Adam Corner writes that what will ultimately be needed to help combat climate change aren’t facts and statistics, but moral values. He contends that the standard efforts over the past two decades to encourage pro-environmental behaviors have been too short-sighted, focused only on how to convince, nudge, and regulate people into behavior that can help protect against further climate change. Corner argues that this overlooks a significant point, namely that sustainable changes in how people live won’t come from attempts to externally influence what they do, and instead will require an internalization of reasons for sustaining the environment.
Dr. Rachel Howell at the University of Aberystwyth confirmed this point in a recent paper about individuals who adopted lower-carbon lifestyles. She found that what motivated people to make environmentally friendly changes to how they lived was not social marketing or catchy advertisements, but a deeply held belief that climate change was an issue of social justice. The participants viewed climate change as unfair for people in less developed areas because they are forced to incur the consequences of greater carbon emissions that come from industrialized nations.
A study by Professor Andrew Dobson also reported findings that aligned with Howell’s. Dobson argues that a sense of “environmental citizenship”, i.e. a commitment to the principles and values that inform desires to combat climate change, leads to more sustainable “pro-environment” behavior than financial incentives and other types of external motivators. Hence it is concepts of civic duty, fairness, and justice that are the big drivers for bringing about lasting change.
Corner illustrates these views with an insightful example: if children are taught that they will receive a coin every time they hold back from hurting another child, they won’t learn that hurting others is wrong. Instead, the lesson they would take away is that restraining themselves from harming others is personally profitable. But it’s exactly this sort of thinking that is behind government initiatives such as the Green Deal in the UK, where subscribers of the energy-saving program are promised “savings on your energy bills after you’ve made the improvements”. As Corner notes, though, this frames the issue of energy conservation as simply a way for saving money, and not as the right thing to do. Corner suggests that when we broaden the issue of combating climate change as the morally right thing to do, then lasting progress can be made.

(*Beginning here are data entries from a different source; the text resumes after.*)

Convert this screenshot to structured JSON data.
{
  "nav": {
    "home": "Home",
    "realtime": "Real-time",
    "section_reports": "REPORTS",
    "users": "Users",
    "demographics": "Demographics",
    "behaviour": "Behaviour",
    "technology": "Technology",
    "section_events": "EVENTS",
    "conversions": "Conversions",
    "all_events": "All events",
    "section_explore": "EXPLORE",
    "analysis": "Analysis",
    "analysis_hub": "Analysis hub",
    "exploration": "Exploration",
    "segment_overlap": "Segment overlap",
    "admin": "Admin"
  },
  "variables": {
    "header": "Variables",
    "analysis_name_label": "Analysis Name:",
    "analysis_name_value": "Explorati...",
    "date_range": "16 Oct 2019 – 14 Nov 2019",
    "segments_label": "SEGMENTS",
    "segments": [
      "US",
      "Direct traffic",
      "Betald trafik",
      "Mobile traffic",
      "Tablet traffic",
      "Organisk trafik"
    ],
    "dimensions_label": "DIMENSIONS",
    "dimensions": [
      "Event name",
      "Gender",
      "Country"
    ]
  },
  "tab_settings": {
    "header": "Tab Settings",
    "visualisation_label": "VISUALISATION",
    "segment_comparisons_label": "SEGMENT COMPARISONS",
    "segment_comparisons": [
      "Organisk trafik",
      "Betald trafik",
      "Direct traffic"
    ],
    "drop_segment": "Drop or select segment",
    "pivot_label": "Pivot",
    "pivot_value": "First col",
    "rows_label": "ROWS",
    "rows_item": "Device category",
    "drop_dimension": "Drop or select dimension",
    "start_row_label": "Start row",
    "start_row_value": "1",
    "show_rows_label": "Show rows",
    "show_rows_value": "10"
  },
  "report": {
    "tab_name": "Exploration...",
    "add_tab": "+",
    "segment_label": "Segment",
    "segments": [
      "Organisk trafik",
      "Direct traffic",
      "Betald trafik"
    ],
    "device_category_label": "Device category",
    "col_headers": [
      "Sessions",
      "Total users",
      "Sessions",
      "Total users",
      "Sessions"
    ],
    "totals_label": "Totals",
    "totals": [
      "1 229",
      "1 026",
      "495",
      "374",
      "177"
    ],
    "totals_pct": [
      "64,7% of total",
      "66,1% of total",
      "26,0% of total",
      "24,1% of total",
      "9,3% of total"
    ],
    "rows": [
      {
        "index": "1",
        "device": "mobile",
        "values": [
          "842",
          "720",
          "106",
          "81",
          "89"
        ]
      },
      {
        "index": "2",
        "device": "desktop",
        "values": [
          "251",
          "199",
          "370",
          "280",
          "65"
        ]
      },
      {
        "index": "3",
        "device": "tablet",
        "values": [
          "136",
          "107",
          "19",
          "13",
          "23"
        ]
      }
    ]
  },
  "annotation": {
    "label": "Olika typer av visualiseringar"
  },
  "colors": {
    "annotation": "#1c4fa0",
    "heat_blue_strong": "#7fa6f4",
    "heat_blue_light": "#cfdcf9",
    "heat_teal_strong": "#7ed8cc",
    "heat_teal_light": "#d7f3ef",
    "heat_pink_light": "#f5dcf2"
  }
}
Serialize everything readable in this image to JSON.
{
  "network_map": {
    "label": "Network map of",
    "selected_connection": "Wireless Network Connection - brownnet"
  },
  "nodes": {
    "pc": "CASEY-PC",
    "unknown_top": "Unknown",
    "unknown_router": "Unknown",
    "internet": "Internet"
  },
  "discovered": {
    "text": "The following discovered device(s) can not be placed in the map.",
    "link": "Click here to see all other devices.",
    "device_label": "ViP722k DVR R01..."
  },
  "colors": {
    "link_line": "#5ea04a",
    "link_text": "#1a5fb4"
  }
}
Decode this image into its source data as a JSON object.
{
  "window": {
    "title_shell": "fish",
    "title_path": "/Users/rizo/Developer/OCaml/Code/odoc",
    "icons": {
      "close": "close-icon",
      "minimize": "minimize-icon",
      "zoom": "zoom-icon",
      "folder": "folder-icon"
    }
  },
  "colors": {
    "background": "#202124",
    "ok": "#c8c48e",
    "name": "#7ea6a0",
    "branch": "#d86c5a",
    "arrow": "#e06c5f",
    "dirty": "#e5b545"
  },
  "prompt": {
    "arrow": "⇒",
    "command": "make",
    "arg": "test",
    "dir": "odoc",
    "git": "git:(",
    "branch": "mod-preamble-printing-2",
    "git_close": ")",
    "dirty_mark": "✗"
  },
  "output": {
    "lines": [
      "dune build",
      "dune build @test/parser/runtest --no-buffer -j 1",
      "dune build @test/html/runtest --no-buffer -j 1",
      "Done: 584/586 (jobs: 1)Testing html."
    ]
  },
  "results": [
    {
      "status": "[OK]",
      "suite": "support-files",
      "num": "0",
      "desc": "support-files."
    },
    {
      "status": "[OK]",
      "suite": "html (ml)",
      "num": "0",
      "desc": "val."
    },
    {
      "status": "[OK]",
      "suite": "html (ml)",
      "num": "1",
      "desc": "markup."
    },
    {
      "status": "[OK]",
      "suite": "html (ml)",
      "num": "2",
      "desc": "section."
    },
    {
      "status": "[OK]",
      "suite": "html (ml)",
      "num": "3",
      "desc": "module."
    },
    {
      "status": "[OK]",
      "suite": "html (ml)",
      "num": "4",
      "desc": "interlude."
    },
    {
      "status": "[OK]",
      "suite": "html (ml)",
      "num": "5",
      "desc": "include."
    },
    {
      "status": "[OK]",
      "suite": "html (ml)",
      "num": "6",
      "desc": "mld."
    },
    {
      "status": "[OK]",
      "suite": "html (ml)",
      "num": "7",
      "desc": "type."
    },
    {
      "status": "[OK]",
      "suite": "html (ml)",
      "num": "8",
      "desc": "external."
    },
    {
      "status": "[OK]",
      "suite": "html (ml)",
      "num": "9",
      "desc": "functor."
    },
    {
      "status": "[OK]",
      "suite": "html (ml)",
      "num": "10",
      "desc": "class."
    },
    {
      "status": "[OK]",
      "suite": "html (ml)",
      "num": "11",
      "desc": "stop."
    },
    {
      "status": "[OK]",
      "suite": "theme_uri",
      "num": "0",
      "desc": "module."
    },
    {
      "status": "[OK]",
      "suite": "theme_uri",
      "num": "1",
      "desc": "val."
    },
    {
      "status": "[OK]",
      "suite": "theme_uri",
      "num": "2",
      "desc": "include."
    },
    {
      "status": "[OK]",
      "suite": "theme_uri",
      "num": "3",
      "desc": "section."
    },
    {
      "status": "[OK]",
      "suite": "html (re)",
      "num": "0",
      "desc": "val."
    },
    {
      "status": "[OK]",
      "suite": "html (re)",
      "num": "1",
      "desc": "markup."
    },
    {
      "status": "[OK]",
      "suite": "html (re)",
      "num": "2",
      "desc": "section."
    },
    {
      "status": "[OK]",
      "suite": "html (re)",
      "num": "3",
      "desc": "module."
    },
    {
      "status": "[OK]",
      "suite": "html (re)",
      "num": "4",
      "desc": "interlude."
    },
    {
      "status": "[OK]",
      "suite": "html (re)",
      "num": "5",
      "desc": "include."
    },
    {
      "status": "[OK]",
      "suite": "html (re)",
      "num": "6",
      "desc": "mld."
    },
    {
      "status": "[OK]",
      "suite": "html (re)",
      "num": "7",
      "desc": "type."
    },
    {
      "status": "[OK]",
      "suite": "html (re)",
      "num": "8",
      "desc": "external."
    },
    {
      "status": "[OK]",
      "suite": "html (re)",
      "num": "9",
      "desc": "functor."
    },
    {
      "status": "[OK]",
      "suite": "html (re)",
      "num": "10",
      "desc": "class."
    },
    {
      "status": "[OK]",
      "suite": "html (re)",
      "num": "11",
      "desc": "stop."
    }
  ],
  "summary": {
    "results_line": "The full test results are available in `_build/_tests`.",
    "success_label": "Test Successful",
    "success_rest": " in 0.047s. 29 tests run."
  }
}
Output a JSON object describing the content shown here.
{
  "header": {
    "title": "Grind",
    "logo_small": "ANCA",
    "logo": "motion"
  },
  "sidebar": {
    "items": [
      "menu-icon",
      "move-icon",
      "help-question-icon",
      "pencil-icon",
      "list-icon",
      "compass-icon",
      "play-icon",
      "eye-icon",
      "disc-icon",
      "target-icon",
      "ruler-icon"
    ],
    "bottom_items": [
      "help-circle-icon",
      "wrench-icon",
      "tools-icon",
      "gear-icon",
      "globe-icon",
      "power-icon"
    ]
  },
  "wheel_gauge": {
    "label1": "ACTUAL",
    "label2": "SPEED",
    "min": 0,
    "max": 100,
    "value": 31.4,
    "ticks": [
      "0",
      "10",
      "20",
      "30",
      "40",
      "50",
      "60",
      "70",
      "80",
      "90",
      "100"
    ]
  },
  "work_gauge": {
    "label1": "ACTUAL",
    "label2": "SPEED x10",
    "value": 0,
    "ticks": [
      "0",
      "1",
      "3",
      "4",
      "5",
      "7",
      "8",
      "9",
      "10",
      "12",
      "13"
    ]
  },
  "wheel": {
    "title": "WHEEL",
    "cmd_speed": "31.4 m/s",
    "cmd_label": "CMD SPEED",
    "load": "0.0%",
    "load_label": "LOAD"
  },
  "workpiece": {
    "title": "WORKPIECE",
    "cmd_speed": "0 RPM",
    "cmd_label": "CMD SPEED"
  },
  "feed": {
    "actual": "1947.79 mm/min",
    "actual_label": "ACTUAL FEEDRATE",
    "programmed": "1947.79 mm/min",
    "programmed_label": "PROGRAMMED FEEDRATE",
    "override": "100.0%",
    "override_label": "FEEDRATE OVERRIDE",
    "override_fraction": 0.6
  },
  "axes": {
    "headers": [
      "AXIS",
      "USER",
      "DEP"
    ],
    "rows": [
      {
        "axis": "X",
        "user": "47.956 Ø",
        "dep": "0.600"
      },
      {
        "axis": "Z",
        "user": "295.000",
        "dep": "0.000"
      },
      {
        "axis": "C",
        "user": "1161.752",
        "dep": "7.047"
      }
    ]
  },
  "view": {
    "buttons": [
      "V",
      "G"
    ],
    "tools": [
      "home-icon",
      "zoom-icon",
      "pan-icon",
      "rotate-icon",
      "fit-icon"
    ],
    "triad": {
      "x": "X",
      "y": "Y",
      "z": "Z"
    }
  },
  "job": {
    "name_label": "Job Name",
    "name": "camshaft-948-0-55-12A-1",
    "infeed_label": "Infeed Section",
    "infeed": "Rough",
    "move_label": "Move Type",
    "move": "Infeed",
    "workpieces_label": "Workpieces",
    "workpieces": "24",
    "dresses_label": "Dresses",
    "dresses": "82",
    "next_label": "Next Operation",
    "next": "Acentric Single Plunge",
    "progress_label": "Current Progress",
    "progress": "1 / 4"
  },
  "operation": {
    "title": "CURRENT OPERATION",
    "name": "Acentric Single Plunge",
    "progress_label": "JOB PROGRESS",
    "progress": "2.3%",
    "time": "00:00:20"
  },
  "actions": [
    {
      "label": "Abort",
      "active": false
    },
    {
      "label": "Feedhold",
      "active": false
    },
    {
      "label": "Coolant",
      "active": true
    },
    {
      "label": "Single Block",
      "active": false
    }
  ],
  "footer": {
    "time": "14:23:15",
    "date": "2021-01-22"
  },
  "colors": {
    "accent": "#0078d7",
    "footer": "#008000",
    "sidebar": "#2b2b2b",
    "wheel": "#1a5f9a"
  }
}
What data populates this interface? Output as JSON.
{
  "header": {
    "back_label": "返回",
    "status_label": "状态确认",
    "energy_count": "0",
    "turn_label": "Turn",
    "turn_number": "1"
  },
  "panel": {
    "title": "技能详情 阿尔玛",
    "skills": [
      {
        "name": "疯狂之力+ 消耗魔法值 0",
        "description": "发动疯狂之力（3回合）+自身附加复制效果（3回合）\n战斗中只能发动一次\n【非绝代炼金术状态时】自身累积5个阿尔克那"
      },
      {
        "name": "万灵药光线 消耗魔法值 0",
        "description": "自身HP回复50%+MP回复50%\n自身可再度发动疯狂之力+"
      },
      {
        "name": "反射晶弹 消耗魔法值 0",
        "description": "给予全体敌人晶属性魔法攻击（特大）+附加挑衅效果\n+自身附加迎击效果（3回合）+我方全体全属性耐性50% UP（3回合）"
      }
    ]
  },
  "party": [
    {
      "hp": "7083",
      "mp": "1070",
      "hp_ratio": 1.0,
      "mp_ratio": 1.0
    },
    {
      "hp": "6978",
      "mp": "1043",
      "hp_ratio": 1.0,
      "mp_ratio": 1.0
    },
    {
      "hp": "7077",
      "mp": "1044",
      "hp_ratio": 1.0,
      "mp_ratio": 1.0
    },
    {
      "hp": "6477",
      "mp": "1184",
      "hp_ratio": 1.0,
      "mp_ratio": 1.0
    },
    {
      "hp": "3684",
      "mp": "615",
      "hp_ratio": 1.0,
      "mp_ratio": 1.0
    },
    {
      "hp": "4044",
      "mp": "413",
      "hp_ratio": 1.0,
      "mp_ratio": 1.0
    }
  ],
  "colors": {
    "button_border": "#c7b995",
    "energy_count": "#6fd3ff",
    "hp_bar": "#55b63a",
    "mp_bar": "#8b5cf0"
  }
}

Corner’s article is a great example of the difference between simply trying to shift behavior as opposed to elevating behavior, and how the latter is required to bring about sustainable change. As noted in Howell’s and Dobson’s studies, the most common reasons given by participants for switching to environmentally friendlier lifestyles weren’t external motivators that merely tried to shift their behavior through financial incentives or clever marketing. Instead, sustainable changes to their lifestyles were brought about through elevated behavior, namely behavior that was internally motivated by their sense of what was right to do, which in turn was informed by their values and character.
Moreover, measures and incentives that merely aim to shift behavior only cloud the moral importance of the issue of climate change itself, and cast it in amoral terms: we ought to switch to environmentally friendly lifestyles if it adds to our bottom line or keeps us out of trouble. But this frame of thinking becomes dangerous once the behaviors no longer lead to greater profits or safety from punitive measures, because the reasons to keep up such behavior vanish.
In contrast, what motivates lasting change for the better is when moral values, a purpose-driven mission, and clear and actionable principles inspire the behavior that is conducive to reaching a meaningful goal. A good example of this is the Johnson & Johnson credo that states if the company holds true to its principles, its stockholders should, not will, make a profit. They saw principled behavior as not just another way to profit, but something that goes normatively hand-in-hand with profit.